%%

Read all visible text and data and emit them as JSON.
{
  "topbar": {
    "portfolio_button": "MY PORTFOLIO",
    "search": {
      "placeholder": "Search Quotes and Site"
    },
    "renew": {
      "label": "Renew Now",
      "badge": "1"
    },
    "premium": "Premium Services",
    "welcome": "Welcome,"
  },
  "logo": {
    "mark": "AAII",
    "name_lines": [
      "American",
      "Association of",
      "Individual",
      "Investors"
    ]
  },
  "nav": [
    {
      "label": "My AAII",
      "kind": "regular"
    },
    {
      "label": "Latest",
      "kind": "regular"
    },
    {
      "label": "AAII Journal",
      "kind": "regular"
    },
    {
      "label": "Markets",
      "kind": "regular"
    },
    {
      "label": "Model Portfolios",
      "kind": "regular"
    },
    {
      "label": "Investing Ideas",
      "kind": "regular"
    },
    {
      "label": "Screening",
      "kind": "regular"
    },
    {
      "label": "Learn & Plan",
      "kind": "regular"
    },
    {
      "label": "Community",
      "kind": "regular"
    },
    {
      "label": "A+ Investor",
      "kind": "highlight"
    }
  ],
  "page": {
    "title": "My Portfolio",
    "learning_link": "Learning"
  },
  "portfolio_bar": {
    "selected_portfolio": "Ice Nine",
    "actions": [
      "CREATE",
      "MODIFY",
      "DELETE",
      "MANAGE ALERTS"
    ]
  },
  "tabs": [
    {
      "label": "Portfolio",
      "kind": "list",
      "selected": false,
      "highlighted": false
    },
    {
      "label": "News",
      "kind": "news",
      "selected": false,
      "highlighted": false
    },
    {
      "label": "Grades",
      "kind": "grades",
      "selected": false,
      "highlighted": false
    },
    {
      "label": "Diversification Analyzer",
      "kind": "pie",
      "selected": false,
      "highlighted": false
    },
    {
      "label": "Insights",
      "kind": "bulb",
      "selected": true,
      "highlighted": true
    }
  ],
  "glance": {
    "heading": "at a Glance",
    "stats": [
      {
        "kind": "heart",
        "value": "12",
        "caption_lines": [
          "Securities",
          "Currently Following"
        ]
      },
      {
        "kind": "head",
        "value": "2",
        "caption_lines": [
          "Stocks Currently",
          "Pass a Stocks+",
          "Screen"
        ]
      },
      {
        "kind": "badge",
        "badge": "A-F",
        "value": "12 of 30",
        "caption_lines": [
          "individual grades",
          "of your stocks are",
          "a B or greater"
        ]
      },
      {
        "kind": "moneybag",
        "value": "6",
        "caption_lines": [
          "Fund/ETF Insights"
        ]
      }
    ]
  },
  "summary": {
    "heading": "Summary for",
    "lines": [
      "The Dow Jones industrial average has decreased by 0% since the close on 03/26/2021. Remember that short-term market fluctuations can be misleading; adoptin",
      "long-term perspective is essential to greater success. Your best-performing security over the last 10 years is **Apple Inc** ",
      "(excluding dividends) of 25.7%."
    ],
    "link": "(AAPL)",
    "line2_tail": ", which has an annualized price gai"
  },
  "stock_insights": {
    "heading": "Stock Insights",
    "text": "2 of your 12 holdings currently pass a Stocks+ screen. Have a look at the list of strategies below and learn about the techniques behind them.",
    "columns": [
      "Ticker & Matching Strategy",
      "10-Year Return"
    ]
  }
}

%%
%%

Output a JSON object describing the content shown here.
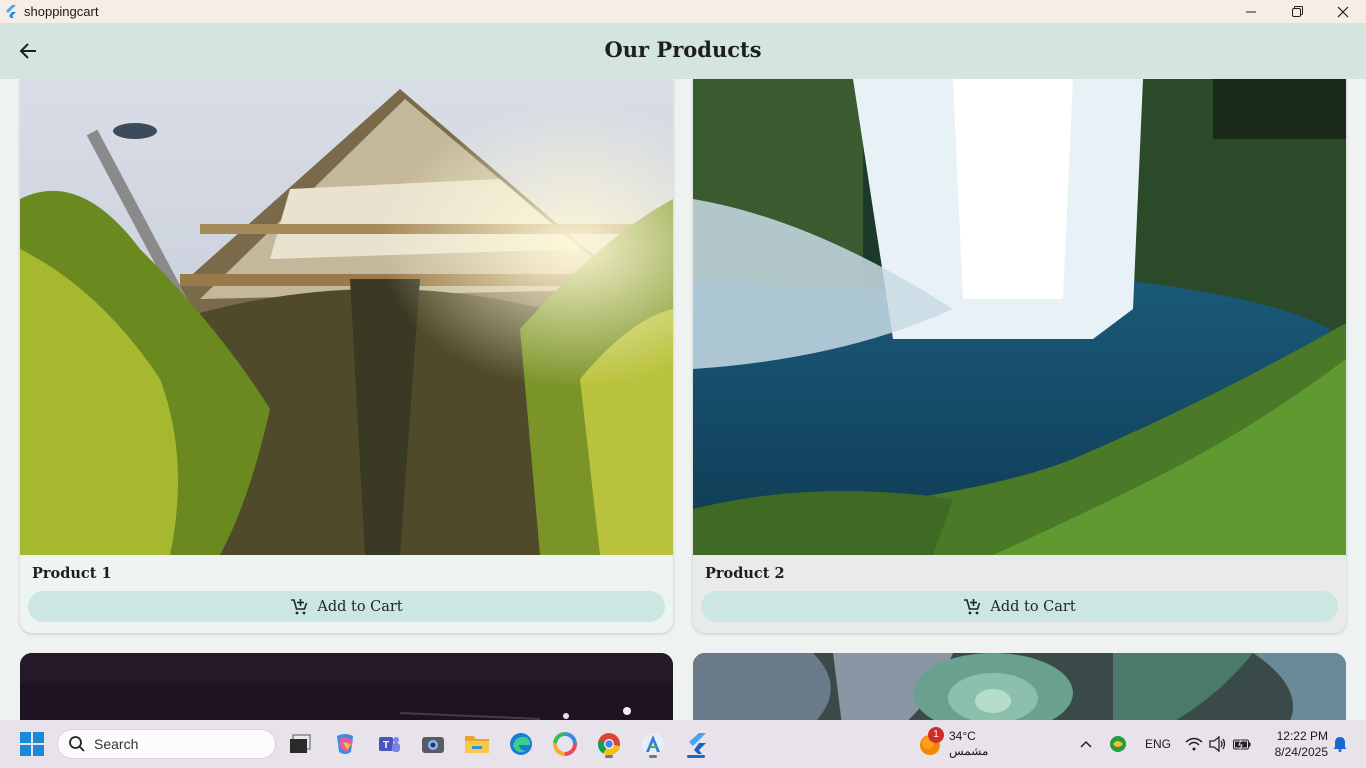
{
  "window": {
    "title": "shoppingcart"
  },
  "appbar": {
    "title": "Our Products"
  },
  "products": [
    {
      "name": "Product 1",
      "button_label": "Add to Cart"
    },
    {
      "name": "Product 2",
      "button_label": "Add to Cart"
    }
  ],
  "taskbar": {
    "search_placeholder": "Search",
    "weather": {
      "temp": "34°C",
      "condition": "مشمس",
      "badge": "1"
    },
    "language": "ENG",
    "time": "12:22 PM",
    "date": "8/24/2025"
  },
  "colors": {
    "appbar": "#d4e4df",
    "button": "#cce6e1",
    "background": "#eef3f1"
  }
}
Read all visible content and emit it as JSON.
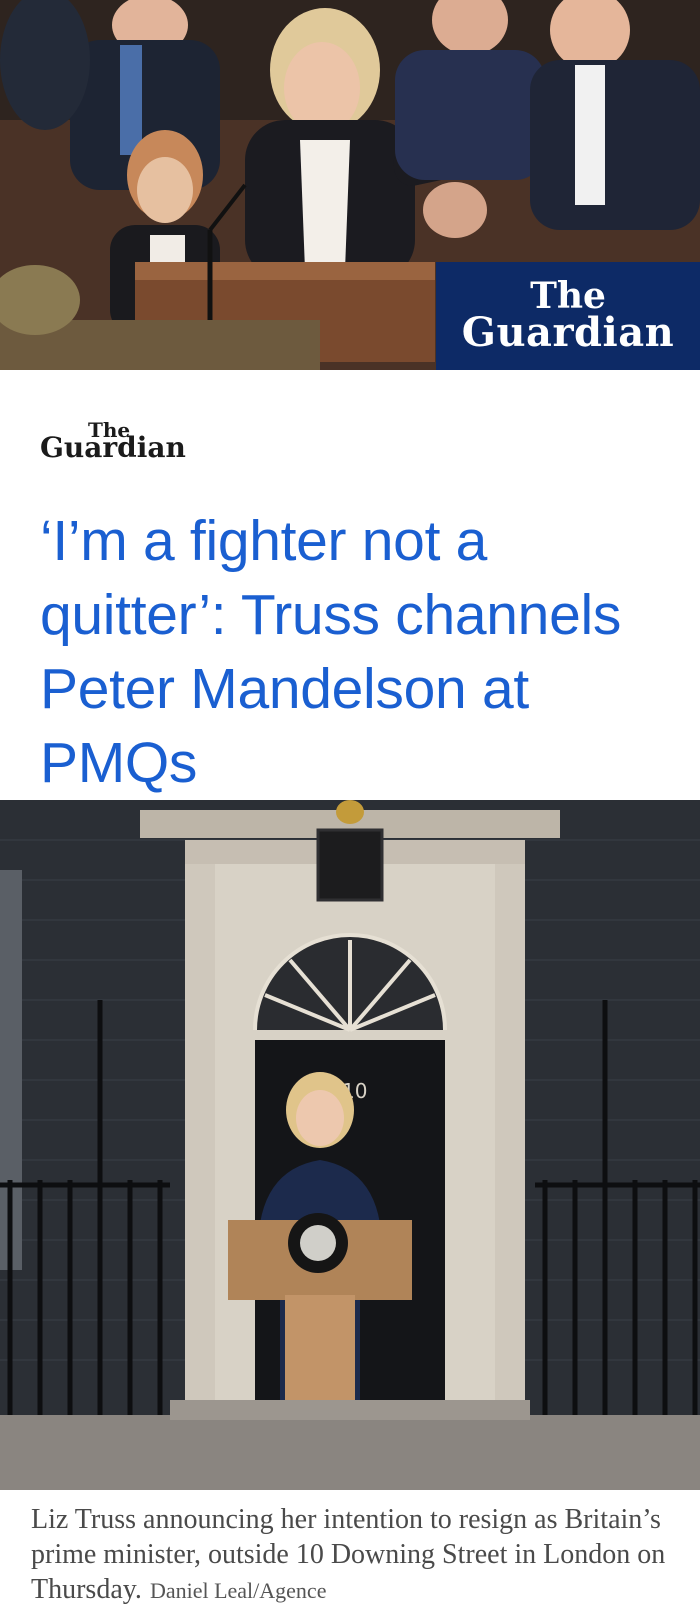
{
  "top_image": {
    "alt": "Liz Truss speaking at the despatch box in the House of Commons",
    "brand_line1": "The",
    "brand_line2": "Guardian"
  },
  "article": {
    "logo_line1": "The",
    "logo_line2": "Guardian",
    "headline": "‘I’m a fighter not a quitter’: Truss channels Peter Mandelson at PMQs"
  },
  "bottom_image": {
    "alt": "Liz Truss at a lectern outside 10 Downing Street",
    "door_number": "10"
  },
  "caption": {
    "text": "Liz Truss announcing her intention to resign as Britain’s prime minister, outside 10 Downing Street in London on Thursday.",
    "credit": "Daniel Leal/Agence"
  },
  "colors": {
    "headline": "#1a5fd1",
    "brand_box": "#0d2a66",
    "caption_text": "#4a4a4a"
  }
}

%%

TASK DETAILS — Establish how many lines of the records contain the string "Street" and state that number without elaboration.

FINAL ANSWER — 2